#### What to produce
Provide the number of lines below that include "date", without any other words.

#### Supplied information
──────────────────────────────
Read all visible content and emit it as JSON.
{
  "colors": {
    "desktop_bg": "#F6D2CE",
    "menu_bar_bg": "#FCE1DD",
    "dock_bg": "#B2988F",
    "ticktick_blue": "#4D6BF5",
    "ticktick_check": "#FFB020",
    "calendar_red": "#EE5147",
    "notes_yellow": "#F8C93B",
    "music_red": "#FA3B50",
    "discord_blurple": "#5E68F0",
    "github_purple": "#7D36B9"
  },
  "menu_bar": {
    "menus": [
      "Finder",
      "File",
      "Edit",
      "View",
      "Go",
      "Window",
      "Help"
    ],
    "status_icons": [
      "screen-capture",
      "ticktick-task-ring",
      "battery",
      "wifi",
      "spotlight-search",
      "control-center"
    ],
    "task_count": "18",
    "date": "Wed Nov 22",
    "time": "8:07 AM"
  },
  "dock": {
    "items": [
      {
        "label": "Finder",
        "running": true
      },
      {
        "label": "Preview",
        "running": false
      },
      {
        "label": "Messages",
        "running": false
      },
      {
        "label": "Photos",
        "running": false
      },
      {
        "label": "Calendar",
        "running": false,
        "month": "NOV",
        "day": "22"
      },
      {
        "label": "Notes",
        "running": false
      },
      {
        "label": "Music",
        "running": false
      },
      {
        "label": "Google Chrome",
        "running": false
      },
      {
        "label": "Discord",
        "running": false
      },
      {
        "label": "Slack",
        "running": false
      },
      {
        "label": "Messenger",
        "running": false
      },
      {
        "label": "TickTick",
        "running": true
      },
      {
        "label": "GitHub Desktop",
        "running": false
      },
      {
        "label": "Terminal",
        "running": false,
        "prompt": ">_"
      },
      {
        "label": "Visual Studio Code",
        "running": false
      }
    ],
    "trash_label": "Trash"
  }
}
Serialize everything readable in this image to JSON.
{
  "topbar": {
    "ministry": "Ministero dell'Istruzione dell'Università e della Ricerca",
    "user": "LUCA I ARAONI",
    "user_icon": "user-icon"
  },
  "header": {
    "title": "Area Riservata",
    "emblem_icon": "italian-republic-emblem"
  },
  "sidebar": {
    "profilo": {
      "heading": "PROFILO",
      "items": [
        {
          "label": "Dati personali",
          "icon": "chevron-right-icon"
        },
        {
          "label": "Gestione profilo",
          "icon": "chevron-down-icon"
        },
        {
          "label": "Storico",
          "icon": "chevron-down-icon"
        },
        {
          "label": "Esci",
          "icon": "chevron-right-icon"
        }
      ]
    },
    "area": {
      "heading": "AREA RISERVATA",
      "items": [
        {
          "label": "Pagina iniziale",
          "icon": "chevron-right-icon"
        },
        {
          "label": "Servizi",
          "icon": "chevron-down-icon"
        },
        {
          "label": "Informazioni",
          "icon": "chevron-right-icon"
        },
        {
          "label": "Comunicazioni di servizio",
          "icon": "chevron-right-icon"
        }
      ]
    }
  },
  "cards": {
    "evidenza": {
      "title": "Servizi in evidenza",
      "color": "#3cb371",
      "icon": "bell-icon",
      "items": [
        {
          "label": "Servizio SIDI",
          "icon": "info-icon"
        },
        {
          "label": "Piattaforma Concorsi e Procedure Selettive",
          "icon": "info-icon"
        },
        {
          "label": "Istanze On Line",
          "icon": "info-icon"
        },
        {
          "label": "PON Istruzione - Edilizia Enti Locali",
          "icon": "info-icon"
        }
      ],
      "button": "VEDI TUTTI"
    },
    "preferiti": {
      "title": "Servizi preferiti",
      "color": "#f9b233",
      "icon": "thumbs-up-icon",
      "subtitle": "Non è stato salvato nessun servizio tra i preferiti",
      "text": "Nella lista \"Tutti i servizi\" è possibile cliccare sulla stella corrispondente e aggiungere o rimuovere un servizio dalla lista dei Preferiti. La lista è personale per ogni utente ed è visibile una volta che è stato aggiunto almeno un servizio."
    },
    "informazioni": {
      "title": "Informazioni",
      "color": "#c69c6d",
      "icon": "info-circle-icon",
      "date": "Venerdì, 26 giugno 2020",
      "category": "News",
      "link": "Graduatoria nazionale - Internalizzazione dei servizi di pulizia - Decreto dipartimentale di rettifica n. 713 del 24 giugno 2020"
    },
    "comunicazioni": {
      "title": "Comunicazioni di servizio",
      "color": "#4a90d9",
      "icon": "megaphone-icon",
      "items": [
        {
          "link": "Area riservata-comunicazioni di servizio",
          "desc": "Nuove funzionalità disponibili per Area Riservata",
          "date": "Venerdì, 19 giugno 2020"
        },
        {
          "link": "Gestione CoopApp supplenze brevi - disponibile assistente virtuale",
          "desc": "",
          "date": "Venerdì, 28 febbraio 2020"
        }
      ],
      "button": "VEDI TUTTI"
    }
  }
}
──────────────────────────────
#### Answer below
4